Awkward moniker aside, blogs have come to comprise a huge portion of what people, especially teens, read as web content. The websites Blogger and Word Press, mentioned earlier, are among the most popular places for any user to blog; however the phenomenon has caught such a wave that the most popular are seen as legitimate (for the most part) media news sources. Examples include The Huffington Post, TechCrunch, Buzzfeed, Gawker, and the above referenced Mashable. Hamlet always had quite a bit to say – we can, and will, prompt our students to imagine what it would have been like had he this type of resource.
Twitter is explained by Jessica Hische in a blog offshoot webpage entitled “Mom This is How Twitter Works.” Hische explains that it is a social networking tool found online and uses posts consisting of 140 characters or less. The posts usually consist of things users find interesting or useful or entertaining, some using it as a sort of news feed and others simply to update their friends and family on what is happening with them.
The website (which is a great, far more detailed resource for teachers as a crash-course in the use of Twitter), goes on to explain the idiosyncrasies of exactly who sees what posts, which can be manipulated based on the users’ intention. To tag another user in a tweet, one must use her “username” which is what any given user chooses to be known as on twitter and is preceded by an “@” symbol. Therefore if Hamlet self-identified on twitter, his name would be @Hamlet (hence characters of the play, when referred to with regard to their twitter accounts, are all simply @ + their names).
So if a character wanted to tweet to another, but
to that person (it would not show up on the sender’s personal feed), he would simply refer to the person by his username. For example:

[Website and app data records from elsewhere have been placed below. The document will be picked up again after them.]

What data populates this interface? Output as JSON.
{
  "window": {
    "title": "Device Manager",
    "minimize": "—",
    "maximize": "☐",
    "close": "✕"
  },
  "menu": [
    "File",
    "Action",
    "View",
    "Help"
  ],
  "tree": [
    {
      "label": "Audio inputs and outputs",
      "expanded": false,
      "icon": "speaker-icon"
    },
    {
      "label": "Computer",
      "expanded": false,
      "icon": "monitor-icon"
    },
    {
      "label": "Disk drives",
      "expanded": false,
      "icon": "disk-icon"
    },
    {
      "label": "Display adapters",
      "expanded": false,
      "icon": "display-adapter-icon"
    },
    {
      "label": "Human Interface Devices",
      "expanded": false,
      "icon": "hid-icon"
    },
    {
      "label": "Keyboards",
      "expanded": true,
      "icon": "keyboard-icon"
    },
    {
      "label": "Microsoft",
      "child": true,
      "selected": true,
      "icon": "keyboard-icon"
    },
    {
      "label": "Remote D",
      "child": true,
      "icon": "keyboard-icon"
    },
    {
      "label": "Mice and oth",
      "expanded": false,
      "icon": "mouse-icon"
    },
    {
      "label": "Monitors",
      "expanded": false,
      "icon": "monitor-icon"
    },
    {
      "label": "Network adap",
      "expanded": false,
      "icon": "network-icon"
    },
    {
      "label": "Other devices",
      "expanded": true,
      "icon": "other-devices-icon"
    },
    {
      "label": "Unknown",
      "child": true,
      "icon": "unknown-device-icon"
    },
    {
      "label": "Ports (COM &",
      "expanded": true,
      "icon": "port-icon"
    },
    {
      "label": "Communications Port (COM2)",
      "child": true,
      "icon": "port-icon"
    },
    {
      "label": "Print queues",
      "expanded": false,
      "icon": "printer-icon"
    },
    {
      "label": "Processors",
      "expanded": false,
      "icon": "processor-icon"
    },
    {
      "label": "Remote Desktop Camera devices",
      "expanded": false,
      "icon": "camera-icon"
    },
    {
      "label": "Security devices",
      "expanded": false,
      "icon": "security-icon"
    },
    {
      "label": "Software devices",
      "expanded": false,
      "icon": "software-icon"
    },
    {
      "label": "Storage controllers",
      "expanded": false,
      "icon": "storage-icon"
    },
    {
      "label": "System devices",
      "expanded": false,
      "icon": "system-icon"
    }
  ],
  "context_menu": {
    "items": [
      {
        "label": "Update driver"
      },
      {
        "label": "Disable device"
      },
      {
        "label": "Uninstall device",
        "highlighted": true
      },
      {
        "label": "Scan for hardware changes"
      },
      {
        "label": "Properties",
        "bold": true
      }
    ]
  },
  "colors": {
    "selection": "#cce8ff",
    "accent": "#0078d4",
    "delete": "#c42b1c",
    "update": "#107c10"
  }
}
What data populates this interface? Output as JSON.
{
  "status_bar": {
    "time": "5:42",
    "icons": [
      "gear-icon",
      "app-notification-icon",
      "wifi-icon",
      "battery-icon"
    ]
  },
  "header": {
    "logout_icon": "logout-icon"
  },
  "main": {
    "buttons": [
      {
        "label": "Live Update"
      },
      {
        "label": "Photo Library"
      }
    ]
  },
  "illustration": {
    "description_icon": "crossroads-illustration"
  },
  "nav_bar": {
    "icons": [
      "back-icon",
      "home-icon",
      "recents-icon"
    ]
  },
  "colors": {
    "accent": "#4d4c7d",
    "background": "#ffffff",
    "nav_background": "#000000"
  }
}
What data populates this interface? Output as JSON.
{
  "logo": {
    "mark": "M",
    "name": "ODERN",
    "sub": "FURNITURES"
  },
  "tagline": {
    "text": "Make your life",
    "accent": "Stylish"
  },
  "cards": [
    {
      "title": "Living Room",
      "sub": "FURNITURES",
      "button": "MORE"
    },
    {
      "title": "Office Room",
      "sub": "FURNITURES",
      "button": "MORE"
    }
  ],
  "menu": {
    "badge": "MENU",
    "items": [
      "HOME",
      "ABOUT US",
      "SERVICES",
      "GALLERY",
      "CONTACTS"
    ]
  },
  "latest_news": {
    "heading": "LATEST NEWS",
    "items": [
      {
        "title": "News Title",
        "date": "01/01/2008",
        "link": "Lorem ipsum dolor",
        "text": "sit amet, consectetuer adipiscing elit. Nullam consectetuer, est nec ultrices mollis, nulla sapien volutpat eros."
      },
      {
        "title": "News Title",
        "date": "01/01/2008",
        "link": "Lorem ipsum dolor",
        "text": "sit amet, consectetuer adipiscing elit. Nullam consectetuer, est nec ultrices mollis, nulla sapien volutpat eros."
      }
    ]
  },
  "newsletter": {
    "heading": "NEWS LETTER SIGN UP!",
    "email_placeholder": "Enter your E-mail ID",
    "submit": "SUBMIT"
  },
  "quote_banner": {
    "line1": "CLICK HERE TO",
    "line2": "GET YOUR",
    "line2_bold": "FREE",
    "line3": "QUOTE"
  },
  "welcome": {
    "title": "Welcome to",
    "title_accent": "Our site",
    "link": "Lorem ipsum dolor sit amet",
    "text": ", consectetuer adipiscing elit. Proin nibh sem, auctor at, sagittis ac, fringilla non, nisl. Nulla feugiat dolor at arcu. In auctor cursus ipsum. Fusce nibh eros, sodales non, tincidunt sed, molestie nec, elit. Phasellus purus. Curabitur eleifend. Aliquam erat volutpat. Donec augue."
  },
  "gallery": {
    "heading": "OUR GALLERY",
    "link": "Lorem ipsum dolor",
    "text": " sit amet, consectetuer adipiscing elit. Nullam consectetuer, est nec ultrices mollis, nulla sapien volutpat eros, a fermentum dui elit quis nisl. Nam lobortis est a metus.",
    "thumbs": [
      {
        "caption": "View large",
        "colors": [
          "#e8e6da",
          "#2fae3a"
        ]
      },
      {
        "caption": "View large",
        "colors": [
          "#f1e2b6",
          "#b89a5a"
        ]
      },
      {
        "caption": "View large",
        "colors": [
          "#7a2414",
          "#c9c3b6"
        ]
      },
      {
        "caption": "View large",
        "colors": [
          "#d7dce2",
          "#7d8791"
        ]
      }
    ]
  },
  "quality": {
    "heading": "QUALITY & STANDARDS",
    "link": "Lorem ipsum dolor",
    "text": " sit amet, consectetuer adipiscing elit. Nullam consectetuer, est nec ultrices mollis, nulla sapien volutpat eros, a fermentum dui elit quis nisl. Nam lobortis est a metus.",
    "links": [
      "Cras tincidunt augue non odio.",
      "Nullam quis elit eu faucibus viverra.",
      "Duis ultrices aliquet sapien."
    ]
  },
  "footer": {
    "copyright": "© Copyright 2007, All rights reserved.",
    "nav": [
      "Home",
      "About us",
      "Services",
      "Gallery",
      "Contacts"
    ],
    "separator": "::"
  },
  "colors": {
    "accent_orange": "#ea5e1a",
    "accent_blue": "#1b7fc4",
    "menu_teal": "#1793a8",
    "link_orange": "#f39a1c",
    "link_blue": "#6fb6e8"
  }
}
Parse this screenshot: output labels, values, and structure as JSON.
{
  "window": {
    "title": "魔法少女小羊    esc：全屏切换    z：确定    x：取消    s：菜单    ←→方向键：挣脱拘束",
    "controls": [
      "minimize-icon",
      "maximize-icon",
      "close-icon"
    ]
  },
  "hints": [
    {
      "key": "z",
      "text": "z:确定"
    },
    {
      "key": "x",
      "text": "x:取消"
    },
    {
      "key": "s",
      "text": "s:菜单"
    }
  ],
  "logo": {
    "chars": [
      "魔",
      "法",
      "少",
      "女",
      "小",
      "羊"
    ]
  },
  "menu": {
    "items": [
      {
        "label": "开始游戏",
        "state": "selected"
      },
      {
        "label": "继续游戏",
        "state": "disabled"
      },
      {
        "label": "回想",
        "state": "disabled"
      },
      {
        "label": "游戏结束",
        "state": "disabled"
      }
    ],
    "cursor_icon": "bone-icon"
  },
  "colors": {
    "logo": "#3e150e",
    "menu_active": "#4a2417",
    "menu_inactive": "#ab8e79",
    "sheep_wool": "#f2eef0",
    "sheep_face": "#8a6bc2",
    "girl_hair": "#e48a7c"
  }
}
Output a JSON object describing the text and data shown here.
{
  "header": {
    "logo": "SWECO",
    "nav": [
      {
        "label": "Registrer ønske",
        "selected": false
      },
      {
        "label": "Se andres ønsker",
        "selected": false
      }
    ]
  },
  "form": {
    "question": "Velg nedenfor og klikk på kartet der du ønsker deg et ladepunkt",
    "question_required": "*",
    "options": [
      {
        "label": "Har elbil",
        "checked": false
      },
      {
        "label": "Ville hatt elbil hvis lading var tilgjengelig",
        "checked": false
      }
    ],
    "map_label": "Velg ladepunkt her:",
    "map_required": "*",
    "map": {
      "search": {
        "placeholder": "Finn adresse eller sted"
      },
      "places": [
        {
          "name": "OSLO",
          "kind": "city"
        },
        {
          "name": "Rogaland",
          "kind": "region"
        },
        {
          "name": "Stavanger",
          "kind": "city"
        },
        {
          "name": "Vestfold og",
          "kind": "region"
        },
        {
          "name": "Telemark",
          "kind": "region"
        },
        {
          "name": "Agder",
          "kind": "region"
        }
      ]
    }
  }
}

@Hamlet: “@Horatio, don’t tell anyone about my #AnticDisposition”
Hamlet does not want anyone to know that his antic disposition (might be) feigned, so he would only want to tell Horatio. In fact, this is
a secret that Hamlet would more likely choose to use Direct Messaging – the “chat” aspect of Twitter where users speak
to each other and nothing is “posted” to any other user.
However if there
something Hamlet wanted to share that he wanted all users (who follow his account, and/or the account of those he mentions) to know about, he could add a character (usually a period) in front of the username he is referring to:
@Hamlet: “We that have free souls, it touches us not. Come see #TheMouseTrap .@Claudius .@Gertrude”
This way, users who follow Hamlet, Claudius
Gertrude will understand Hamlet’s thrust at the King and Queen.
Hashtags, seen in the above examples, again described in detail on Hische’s website, serve to put a label on certain tweets with the specific purpose of other users being able to see who is tweeting about the same topic. They start with the “#” symbol, and can be used to popularize a phrase for a concert or gathering, make a topic more popular, or even to apostrophize a joke.
If the cast of
had twitter accounts, most of their hashtags might be used to add Shakespearean dramatic accentuation, or as a “trending” (important) topic (as they are used in examples throughout this curricular unit).
Now, with this knowledge, we bring the students to Shakespeare, instead of the other way around.